● **Exercise objective**
Copy every line that contains the string "messages" from the entries below.

● **Given records**
□ □ □ □ □
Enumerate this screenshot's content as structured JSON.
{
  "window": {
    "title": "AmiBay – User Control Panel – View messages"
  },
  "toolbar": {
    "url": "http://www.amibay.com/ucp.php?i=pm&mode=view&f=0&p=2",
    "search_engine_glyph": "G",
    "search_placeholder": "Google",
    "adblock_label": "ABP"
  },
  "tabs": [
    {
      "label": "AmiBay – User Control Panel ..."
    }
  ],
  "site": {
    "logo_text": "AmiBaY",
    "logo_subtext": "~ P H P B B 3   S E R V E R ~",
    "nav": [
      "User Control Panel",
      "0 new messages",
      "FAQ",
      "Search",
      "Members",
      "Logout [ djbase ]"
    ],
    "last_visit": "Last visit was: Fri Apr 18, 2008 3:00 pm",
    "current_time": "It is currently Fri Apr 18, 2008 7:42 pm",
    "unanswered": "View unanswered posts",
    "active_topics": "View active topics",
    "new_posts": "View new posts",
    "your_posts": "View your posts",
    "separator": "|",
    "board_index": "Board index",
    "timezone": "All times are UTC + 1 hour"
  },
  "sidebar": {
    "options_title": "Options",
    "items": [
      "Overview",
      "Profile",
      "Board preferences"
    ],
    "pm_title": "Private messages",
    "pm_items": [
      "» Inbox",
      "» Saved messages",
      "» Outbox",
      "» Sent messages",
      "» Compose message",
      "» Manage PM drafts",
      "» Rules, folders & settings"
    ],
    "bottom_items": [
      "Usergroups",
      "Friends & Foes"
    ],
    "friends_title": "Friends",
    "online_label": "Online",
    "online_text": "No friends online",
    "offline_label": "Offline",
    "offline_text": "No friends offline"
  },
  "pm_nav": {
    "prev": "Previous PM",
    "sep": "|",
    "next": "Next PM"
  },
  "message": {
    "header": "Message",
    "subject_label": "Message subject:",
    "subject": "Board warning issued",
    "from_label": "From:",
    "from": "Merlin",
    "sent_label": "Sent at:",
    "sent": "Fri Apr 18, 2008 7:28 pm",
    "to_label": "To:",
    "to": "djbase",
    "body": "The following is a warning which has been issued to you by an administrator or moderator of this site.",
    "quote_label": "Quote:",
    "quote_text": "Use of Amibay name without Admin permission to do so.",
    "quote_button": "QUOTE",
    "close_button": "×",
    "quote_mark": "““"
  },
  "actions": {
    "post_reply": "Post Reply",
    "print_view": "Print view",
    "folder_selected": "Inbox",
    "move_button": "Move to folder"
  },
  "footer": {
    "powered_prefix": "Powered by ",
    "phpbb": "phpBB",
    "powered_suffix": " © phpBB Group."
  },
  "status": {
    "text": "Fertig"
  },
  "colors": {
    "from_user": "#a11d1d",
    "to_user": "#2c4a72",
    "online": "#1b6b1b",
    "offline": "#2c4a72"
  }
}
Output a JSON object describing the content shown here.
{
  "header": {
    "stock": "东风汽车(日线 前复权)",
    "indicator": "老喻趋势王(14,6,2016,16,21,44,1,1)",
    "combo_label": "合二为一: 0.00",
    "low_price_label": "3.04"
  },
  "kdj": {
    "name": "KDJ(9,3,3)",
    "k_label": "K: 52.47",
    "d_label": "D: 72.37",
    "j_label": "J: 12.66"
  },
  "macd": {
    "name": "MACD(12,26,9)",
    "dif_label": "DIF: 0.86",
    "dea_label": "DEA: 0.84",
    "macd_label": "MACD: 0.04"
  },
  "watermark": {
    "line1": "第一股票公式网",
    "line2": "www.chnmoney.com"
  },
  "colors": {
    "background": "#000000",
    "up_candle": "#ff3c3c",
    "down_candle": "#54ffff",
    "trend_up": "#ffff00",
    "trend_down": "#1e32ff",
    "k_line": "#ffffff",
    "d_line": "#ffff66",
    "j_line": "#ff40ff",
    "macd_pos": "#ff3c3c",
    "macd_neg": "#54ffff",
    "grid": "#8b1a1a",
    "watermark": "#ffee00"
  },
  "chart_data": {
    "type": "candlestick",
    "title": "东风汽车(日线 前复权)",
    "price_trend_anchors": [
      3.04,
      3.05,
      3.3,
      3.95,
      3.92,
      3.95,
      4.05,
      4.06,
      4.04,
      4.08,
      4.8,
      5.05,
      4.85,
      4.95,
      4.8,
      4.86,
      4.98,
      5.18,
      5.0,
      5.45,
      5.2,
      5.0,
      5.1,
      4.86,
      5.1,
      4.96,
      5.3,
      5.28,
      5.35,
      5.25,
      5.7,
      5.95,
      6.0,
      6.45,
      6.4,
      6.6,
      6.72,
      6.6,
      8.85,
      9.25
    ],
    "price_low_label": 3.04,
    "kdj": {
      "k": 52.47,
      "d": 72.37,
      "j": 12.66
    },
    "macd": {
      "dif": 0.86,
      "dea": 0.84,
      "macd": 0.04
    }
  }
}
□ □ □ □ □
● **Response**
    "title": "AmiBay – User Control Panel – View messages"
      "0 new messages",
    "pm_title": "Private messages",
      "» Saved messages",
      "» Sent messages",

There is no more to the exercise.